Could you filter the records below and return each line that holds "icon"?

*** Opening Supplied records ***

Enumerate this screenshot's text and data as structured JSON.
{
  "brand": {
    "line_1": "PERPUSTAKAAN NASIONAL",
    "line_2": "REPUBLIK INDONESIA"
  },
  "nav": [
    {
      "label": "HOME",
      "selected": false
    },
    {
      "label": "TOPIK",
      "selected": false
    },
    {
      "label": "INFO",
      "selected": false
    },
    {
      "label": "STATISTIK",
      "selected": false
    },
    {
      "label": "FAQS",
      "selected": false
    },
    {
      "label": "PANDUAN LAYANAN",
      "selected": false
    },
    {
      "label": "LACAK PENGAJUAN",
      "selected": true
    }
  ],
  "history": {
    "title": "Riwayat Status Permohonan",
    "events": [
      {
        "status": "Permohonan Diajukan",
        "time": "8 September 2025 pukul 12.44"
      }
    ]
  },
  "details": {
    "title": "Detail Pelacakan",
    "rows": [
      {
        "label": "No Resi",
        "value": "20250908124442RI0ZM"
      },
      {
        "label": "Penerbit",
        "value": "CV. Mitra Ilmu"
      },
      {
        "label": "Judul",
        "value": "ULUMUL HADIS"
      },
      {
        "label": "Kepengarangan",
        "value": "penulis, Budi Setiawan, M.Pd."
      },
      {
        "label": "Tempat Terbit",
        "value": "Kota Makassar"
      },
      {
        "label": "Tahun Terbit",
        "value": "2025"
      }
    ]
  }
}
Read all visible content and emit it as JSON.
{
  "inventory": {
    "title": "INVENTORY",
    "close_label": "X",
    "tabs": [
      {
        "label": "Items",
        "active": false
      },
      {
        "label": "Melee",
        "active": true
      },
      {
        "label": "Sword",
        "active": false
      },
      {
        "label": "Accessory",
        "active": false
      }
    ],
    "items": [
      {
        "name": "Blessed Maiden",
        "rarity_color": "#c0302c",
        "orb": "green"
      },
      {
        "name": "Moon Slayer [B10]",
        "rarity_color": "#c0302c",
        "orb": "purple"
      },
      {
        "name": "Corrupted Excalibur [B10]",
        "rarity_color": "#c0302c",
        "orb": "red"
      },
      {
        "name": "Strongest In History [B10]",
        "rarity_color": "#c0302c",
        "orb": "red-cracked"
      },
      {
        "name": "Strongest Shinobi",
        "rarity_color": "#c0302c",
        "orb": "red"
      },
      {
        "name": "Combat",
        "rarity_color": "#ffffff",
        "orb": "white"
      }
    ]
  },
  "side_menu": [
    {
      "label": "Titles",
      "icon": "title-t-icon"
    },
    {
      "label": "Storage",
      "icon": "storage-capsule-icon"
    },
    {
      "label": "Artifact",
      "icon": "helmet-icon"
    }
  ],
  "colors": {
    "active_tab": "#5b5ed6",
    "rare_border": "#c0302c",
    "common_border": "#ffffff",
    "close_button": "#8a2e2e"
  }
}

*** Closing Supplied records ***

Written response →
      "icon": "title-t-icon"
      "icon": "storage-capsule-icon"
      "icon": "helmet-icon"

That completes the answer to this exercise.